*** Opening Input ***

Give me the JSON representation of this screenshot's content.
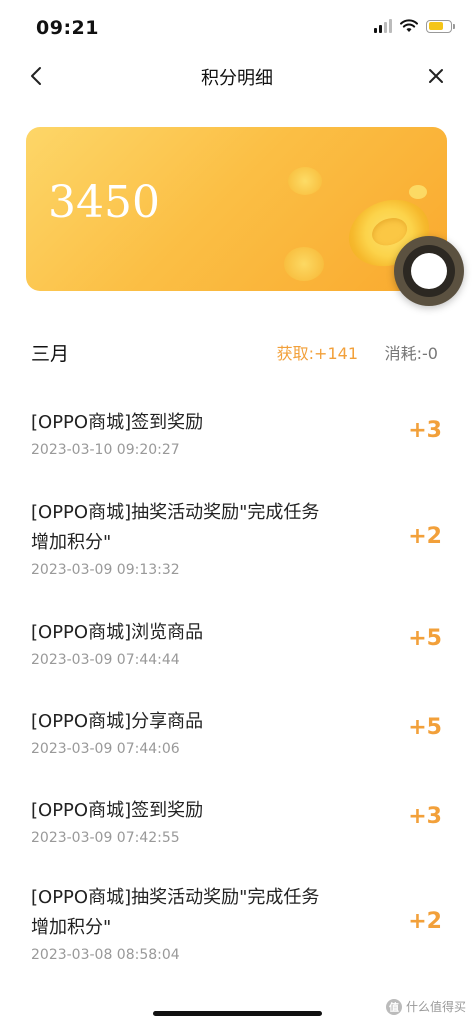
{
  "status_bar": {
    "time": "09:21"
  },
  "nav": {
    "title": "积分明细"
  },
  "points": {
    "value": "3450"
  },
  "summary": {
    "month": "三月",
    "earned": "获取:+141",
    "spent": "消耗:-0"
  },
  "records": [
    {
      "title": "[OPPO商城]签到奖励",
      "time": "2023-03-10 09:20:27",
      "delta": "+3"
    },
    {
      "title": "[OPPO商城]抽奖活动奖励\"完成任务增加积分\"",
      "time": "2023-03-09 09:13:32",
      "delta": "+2"
    },
    {
      "title": "[OPPO商城]浏览商品",
      "time": "2023-03-09 07:44:44",
      "delta": "+5"
    },
    {
      "title": "[OPPO商城]分享商品",
      "time": "2023-03-09 07:44:06",
      "delta": "+5"
    },
    {
      "title": "[OPPO商城]签到奖励",
      "time": "2023-03-09 07:42:55",
      "delta": "+3"
    },
    {
      "title": "[OPPO商城]抽奖活动奖励\"完成任务增加积分\"",
      "time": "2023-03-08 08:58:04",
      "delta": "+2"
    }
  ],
  "watermark": {
    "text": "什么值得买",
    "logo": "值"
  },
  "colors": {
    "accent": "#f2a03a",
    "card_start": "#fdd668",
    "card_end": "#f9a92e"
  }
}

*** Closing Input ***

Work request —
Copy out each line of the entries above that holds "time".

Exercise output —
    "time": "09:21"
      "time": "2023-03-10 09:20:27",
      "time": "2023-03-09 09:13:32",
      "time": "2023-03-09 07:44:44",
      "time": "2023-03-09 07:44:06",
      "time": "2023-03-09 07:42:55",
      "time": "2023-03-08 08:58:04",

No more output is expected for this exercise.